A study by researcher John Wardle found that a number of fringe groups have joined together into what he calls a “united bloc.” This is a result of misinformation spread by both Black and non-Black social media users. One such account claimed that the government was “pushing” people to the front of the line for vaccines. Another said that a new virus was developed to market vaccines. Other accounts claimed that the government was conspiring to exterminate and depopulate the African-American population.

There’s no way to accurately assess how much of this misinformation actually lands on the doorstep of Black communities. Some of it appeared to have been aimed at outsiders, while others seem to have grown organically within Black communities. However, researchers have been able to identify two main groups of anti-vaccine activists that are the most prolific. They are the anti-vaccine naysayers and the anti-vaccine advocates.

In a nutshell, the anti-vaccine naysayers are the politically conservative voices citing fear of immunization as a reason to reject the current CDC-endorsed strategy of vaccinating children against the disease. Amongst this group, some accounts amalgamate legitimate government and conspiracy-related events into a single message, while other accounts have the audacity to make up their own vaccine-related claims.
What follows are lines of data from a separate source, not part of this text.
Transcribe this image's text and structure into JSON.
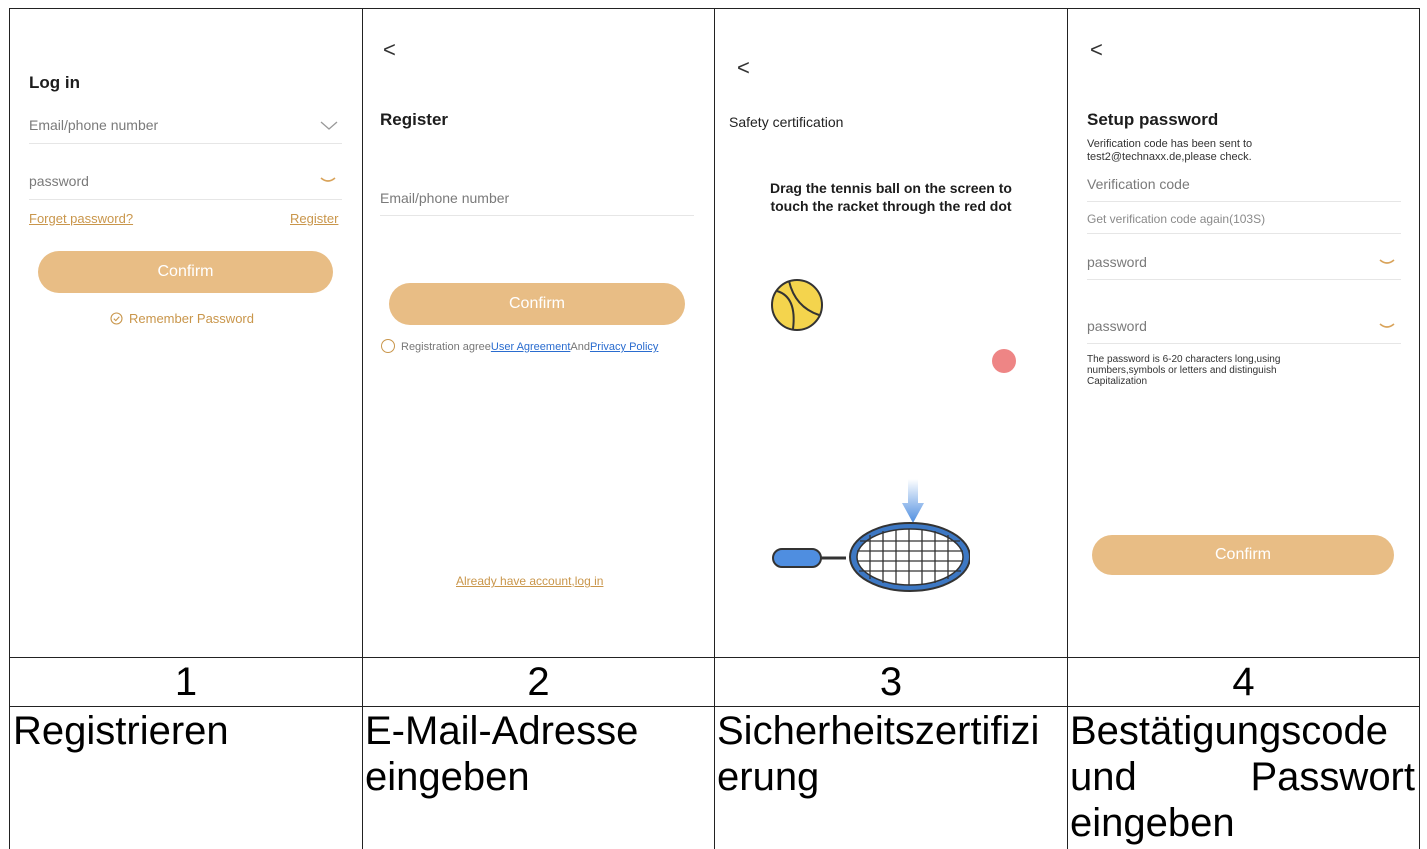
{
  "screens": [
    {
      "title": "Log in",
      "email_placeholder": "Email/phone number",
      "password_placeholder": "password",
      "forget_link": "Forget password?",
      "register_link": "Register",
      "confirm": "Confirm",
      "remember": "Remember Password"
    },
    {
      "back": "<",
      "title": "Register",
      "email_placeholder": "Email/phone number",
      "confirm": "Confirm",
      "agree_prefix": "Registration agree",
      "user_agreement": "User Agreement",
      "and": "And",
      "privacy_policy": "Privacy Policy",
      "login_link": "Already have account,log in"
    },
    {
      "back": "<",
      "title": "Safety certification",
      "instruction_line1": "Drag the tennis ball on the screen to",
      "instruction_line2": "touch the racket through the red dot"
    },
    {
      "back": "<",
      "title": "Setup password",
      "sent_line1": "Verification code has been sent to",
      "sent_line2": "test2@technaxx.de,please check.",
      "code_placeholder": "Verification code",
      "resend": "Get verification code again(103S)",
      "password_placeholder": "password",
      "password2_placeholder": "password",
      "hint_line1": "The password is 6-20 characters long,using",
      "hint_line2": "numbers,symbols or letters and distinguish",
      "hint_line3": "Capitalization",
      "confirm": "Confirm"
    }
  ],
  "steps": [
    "1",
    "2",
    "3",
    "4"
  ],
  "captions": [
    {
      "line1": "Registrieren",
      "line2": "",
      "line3": ""
    },
    {
      "line1": "E-Mail-Adresse",
      "line2": "eingeben",
      "line3": ""
    },
    {
      "line1": "Sicherheitszertifizi",
      "line2": "erung",
      "line3": ""
    },
    {
      "line1": "Bestätigungscode",
      "line2a": "und",
      "line2b": "Passwort",
      "line3": "eingeben"
    }
  ],
  "colors": {
    "accent": "#e8bd85",
    "link_gold": "#c9964b",
    "link_blue": "#2a6ccf",
    "ball": "#f4d44d",
    "dot": "#ee8585",
    "racket": "#3d78c4"
  }
}
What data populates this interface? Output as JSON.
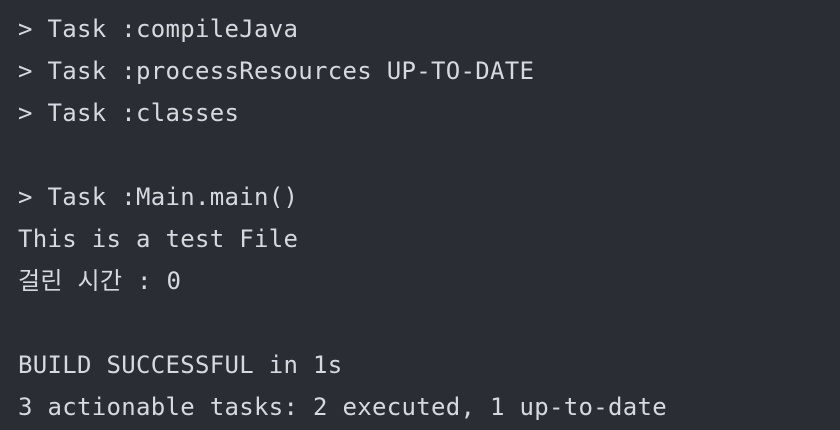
{
  "console": {
    "lines": [
      "> Task :compileJava",
      "> Task :processResources UP-TO-DATE",
      "> Task :classes",
      "",
      "> Task :Main.main()",
      "This is a test File",
      "걸린 시간 : 0",
      "",
      "BUILD SUCCESSFUL in 1s",
      "3 actionable tasks: 2 executed, 1 up-to-date"
    ]
  }
}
The anti-vaccine naysayers also have a knack for using clever acronyms and buzzwords to drive their arguments. For example, some of their tweets use the hashtag “remember Tuskegee,” which refers to the Tuskegee Syphilis Study. While the study was indeed a landmark, its details are inaccurately conveyed in the accounts’ tweets, which may have a negative effect on the credibility of their arguments.

On the other hand, the anti-vaccine naysayers cite other, more obscure and insubstantial reasons for distrusting the vaccine. For instance, they argue that the government has been pushing black people to the front of the line for vaccination since the 1970s, and that the CDC has been intentionally concealing the facts about a potential link between vaccines and cancer. Their misinformation also includes a variety of factual errors, such as claiming that a polio cure was a conspiracy theory.

Ultimately, the anti-vaccine naysayers miss the obvious point that a vaccination program isn’t a solution to the problem of medical racism, but rather a source of a more widespread and pervasive one. Vaccine advocates, on the other hand, posit that medical racism is a relic of the past, and that a vaccine based solution can help eliminate the epidemic of uninsured, ill, and homeless Blacks.

Overall, the anti-vaccine naysayers have been a major distraction for Black communities. They have also served as an important reminder of the need to recognize the medical, historical, and cultural contributions that black people have made to American society.